EXERCISE AIM: Every line of the data that contains the string "true" must be copied.

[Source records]
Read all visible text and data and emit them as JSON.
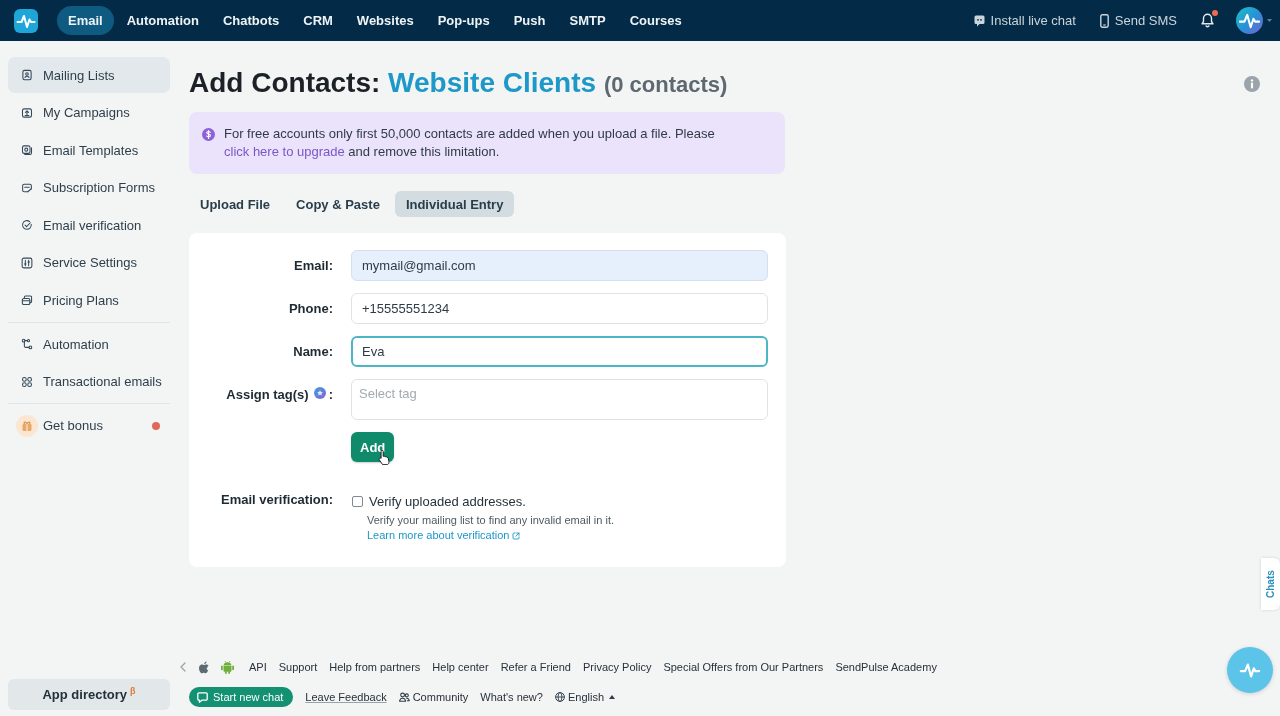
{
  "top_bar": {
    "nav": [
      {
        "label": "Email",
        "selected": true
      },
      {
        "label": "Automation",
        "selected": false
      },
      {
        "label": "Chatbots",
        "selected": false
      },
      {
        "label": "CRM",
        "selected": false
      },
      {
        "label": "Websites",
        "selected": false
      },
      {
        "label": "Pop-ups",
        "selected": false
      },
      {
        "label": "Push",
        "selected": false
      },
      {
        "label": "SMTP",
        "selected": false
      },
      {
        "label": "Courses",
        "selected": false
      }
    ],
    "actions": [
      "Install live chat",
      "Send SMS"
    ],
    "notifications_unread": true
  },
  "sidebar": {
    "groups": [
      {
        "items": [
          {
            "label": "Mailing Lists",
            "selected": true,
            "dot": false
          },
          {
            "label": "My Campaigns",
            "selected": false,
            "dot": false
          },
          {
            "label": "Email Templates",
            "selected": false,
            "dot": false
          },
          {
            "label": "Subscription Forms",
            "selected": false,
            "dot": false
          },
          {
            "label": "Email verification",
            "selected": false,
            "dot": false
          },
          {
            "label": "Service Settings",
            "selected": false,
            "dot": false
          },
          {
            "label": "Pricing Plans",
            "selected": false,
            "dot": false
          }
        ]
      },
      {
        "items": [
          {
            "label": "Automation",
            "selected": false,
            "dot": false
          },
          {
            "label": "Transactional emails",
            "selected": false,
            "dot": false
          }
        ]
      },
      {
        "items": [
          {
            "label": "Get bonus",
            "selected": false,
            "dot": true
          }
        ]
      }
    ],
    "app_directory": {
      "label": "App directory",
      "mark": "β"
    }
  },
  "page": {
    "title": {
      "prefix": "Add Contacts:",
      "list_name": "Website Clients",
      "count": "(0 contacts)"
    },
    "notice": {
      "text_before": "For free accounts only first 50,000 contacts are added when you upload a file. Please",
      "link": "click here to upgrade",
      "text_after": "and remove this limitation."
    },
    "tabs": [
      {
        "label": "Upload File",
        "selected": false
      },
      {
        "label": "Copy & Paste",
        "selected": false
      },
      {
        "label": "Individual Entry",
        "selected": true
      }
    ],
    "form": {
      "fields": [
        {
          "kind": "email",
          "label": "Email:",
          "value": "mymail@gmail.com",
          "autofilled": true,
          "focused": false
        },
        {
          "kind": "phone",
          "label": "Phone:",
          "value": "+15555551234",
          "autofilled": false,
          "focused": false
        },
        {
          "kind": "name",
          "label": "Name:",
          "value": "Eva",
          "autofilled": false,
          "focused": true
        },
        {
          "kind": "tags",
          "label": "Assign tag(s)",
          "label_suffix": ":",
          "placeholder": "Select tag",
          "autofilled": false,
          "focused": false
        }
      ],
      "submit": "Add",
      "verification": {
        "label": "Email verification:",
        "checkbox_label": "Verify uploaded addresses.",
        "checked": false,
        "hint": "Verify your mailing list to find any invalid email in it.",
        "link": "Learn more about verification"
      }
    }
  },
  "footer": {
    "links": [
      "API",
      "Support",
      "Help from partners",
      "Help center",
      "Refer a Friend",
      "Privacy Policy",
      "Special Offers from Our Partners",
      "SendPulse Academy"
    ],
    "chat_button": "Start new chat",
    "feedback_link": "Leave Feedback",
    "community_link": "Community",
    "whats_new_link": "What's new?",
    "language": "English"
  },
  "chats_tab": "Chats"
}
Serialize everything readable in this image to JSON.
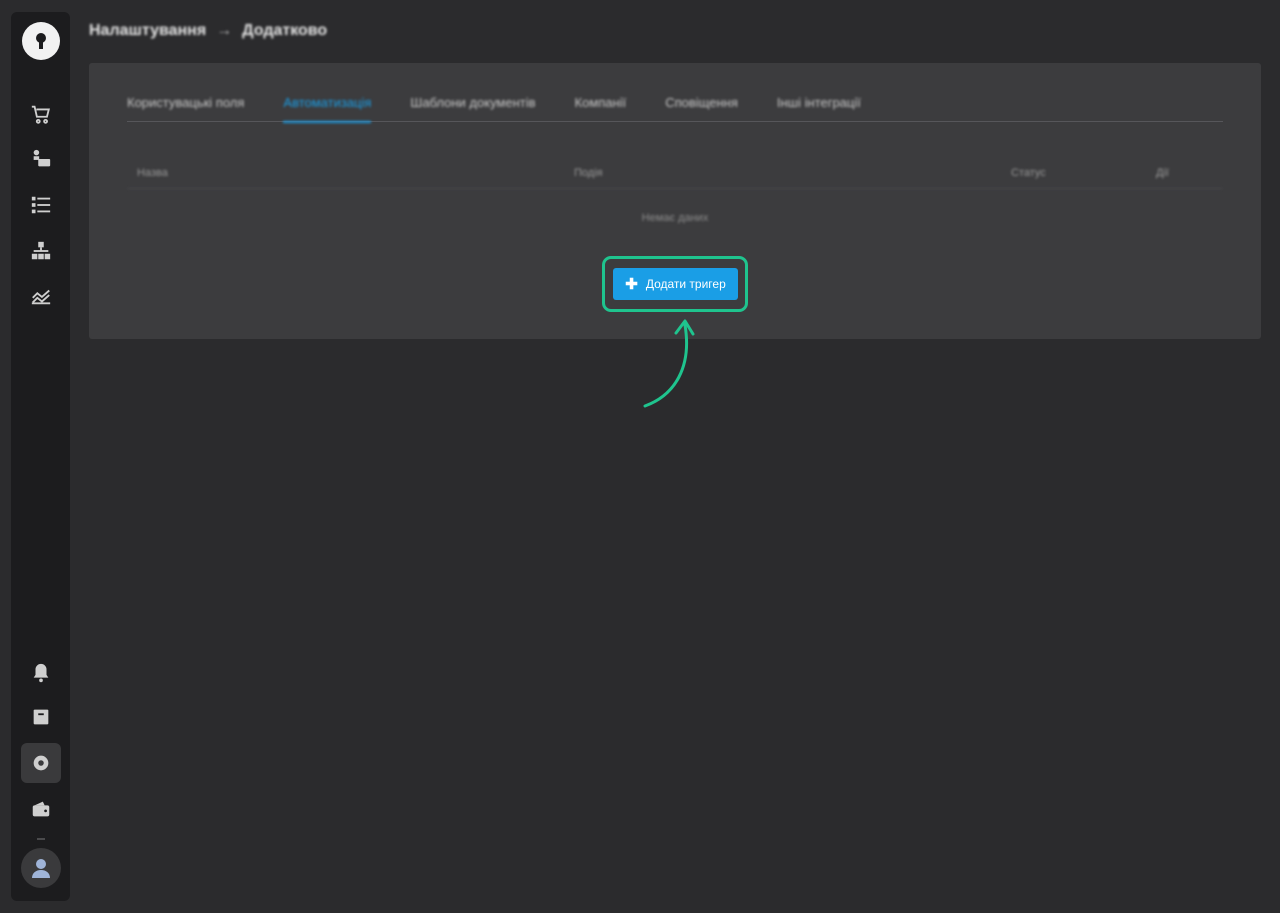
{
  "breadcrumb": {
    "parent": "Налаштування",
    "separator": "→",
    "current": "Додатково"
  },
  "sidebar": {
    "top_icons": [
      "cart-icon",
      "pay-icon",
      "list-icon",
      "hierarchy-icon",
      "chart-icon"
    ],
    "bottom_icons": [
      "bell-icon",
      "book-icon",
      "gear-icon",
      "wallet-icon"
    ],
    "active": "gear-icon"
  },
  "tabs": [
    {
      "label": "Користувацькі поля",
      "active": false
    },
    {
      "label": "Автоматизація",
      "active": true
    },
    {
      "label": "Шаблони документів",
      "active": false
    },
    {
      "label": "Компанії",
      "active": false
    },
    {
      "label": "Сповіщення",
      "active": false
    },
    {
      "label": "Інші інтеграції",
      "active": false
    }
  ],
  "table": {
    "columns": [
      "Назва",
      "Подія",
      "Статус",
      "Дії"
    ],
    "empty_text": "Немає даних"
  },
  "add_button": {
    "icon": "plus-icon",
    "label": "Додати тригер"
  },
  "colors": {
    "accent": "#1a9ee6",
    "highlight": "#1fc48e",
    "panel": "#3c3c3e",
    "sidebar": "#1c1c1e",
    "background": "#2b2b2d"
  }
}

ANSWER TO THIS EXERCISE:
        "selected": true
    "notifications_unread": true
            "selected": true,
            "dot": true
        "selected": true
          "autofilled": true,
          "focused": true
      "active": true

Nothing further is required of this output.